Sometimes, as a game designer, you tend to forget how well versed you are in your medium. You tend to think that all people are able to plunge into a virtual world and stroll around. You could not be more wrong.
This weekend, Oli, Käde and me had our parents over for a lengthy Easter brunch. And since recently Portal 2 was released, we figured that we showed them the first Portal as an example of a really well done and funny game. I am not really sure how our parents received the game. In fact, I doubt that they realised much of it, since they were mostly occupied figuring out the controls.
This was the perfect illustration for the generational gap. While modern games tend to write "Use WASD to move around" and leave it at that, assuming that the player will know what to do, because he has used that control scheme so many times before, this was clearly not enough for our parents.
At first, they tended to alternate between intently staring at the mouse and then slowly turning it and swooping over the keyboard with the index finger, trying to find the correct key to ... well, do something.
I'm pretty sure I stumbled over this story before, but this is a longer article about the scientist that tried to weight the human soul:

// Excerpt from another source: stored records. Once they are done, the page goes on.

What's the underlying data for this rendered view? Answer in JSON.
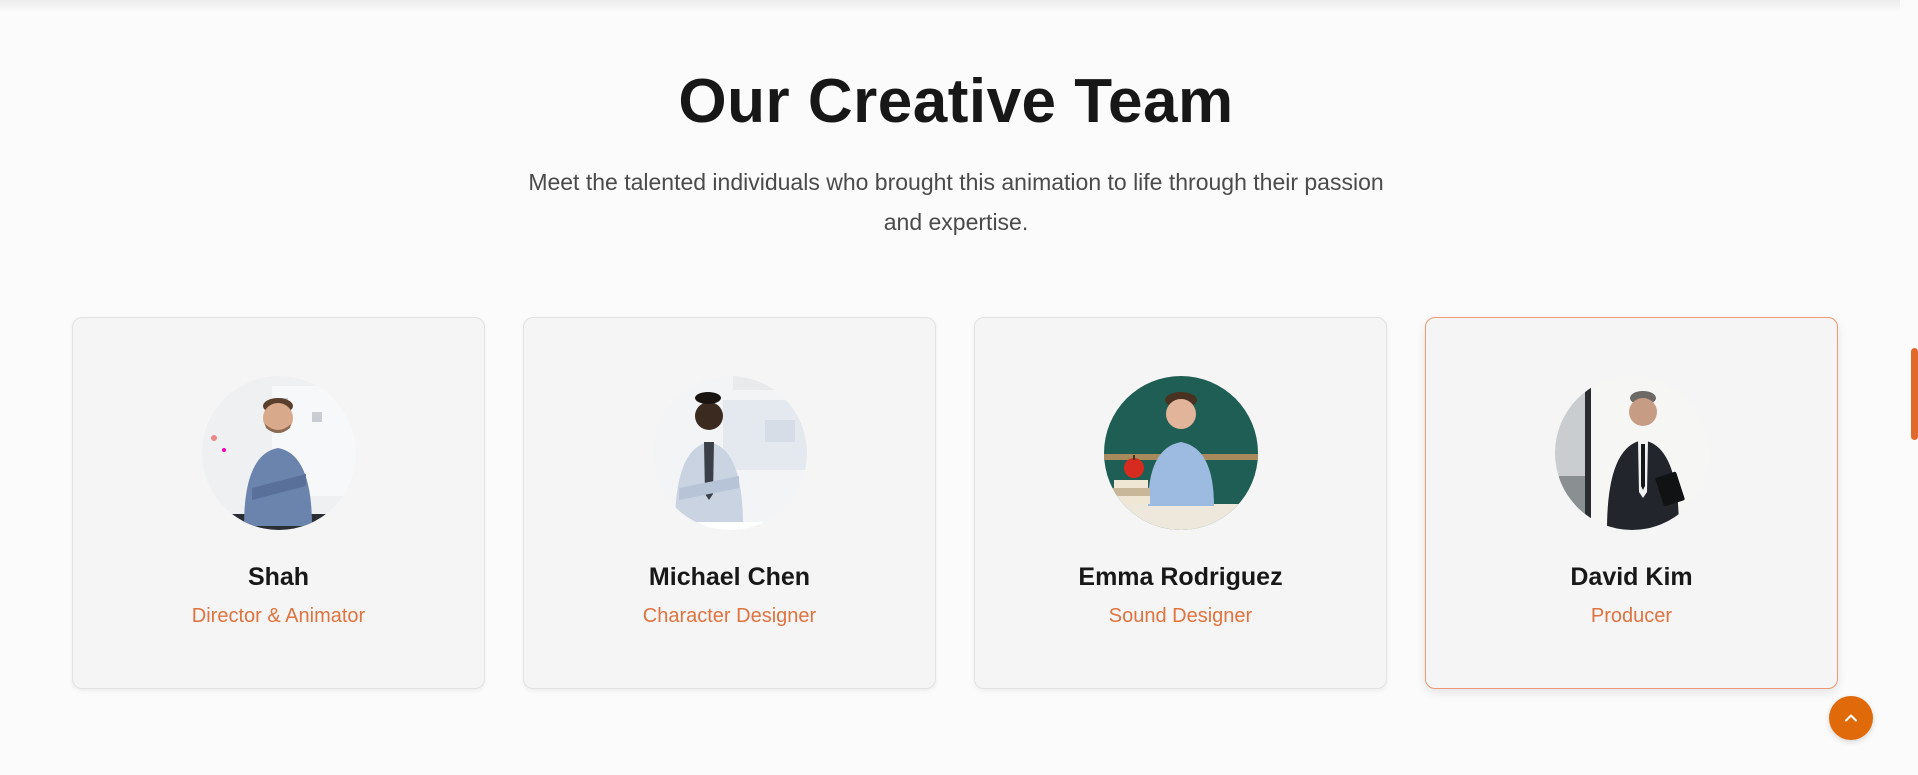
{
  "section": {
    "title": "Our Creative Team",
    "subtitle": "Meet the talented individuals who brought this animation to life through their passion and expertise."
  },
  "team": [
    {
      "name": "Shah",
      "role": "Director & Animator",
      "photo_icon": "man-arms-crossed-photo"
    },
    {
      "name": "Michael Chen",
      "role": "Character Designer",
      "photo_icon": "man-tie-office-photo"
    },
    {
      "name": "Emma Rodriguez",
      "role": "Sound Designer",
      "photo_icon": "teacher-chalkboard-photo"
    },
    {
      "name": "David Kim",
      "role": "Producer",
      "photo_icon": "businessman-suit-photo"
    }
  ],
  "colors": {
    "accent": "#e0733f",
    "button": "#e06a0a",
    "active_border": "#ef9a74"
  },
  "back_to_top_icon": "chevron-up-icon"
}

That the human body should be home to a physical soul which survived death was at one time rarely questioned. Then came the advent of scientific disciplines such as anatomy, chemistry and physics, whose probing and measuring raised awkward questions about where in the body a soul could live and what physical form it could take. With no medical proof being forthcoming, in 1854 the German anatomist Rudolph Wagner suggested that there must be a “special soul substance” in the body, evidence of which should be sought out by experimentation. Wagner was much ridiculed for his beliefs, and some years later his rival Ernst Haeckel mocked that at the moment of death it might be possible to liquefy the soul by freezing it and then “exhibit it in a bottle as immortal fluid”.
The nature of a human soul was a much-discussed topic within Victorian psychical research communities, many of whose members were also eminent scientists. Different philosophical conclusions were reached, but none was based on empirical evidence, it being deemed too difficult to measure any of the soul’s presumed physical properties. However, not everyone was prepared to accept this, and in the winter of 1896 Dr Duncan MacDougall, a Massachusetts-based surgeon, came up with a novel idea.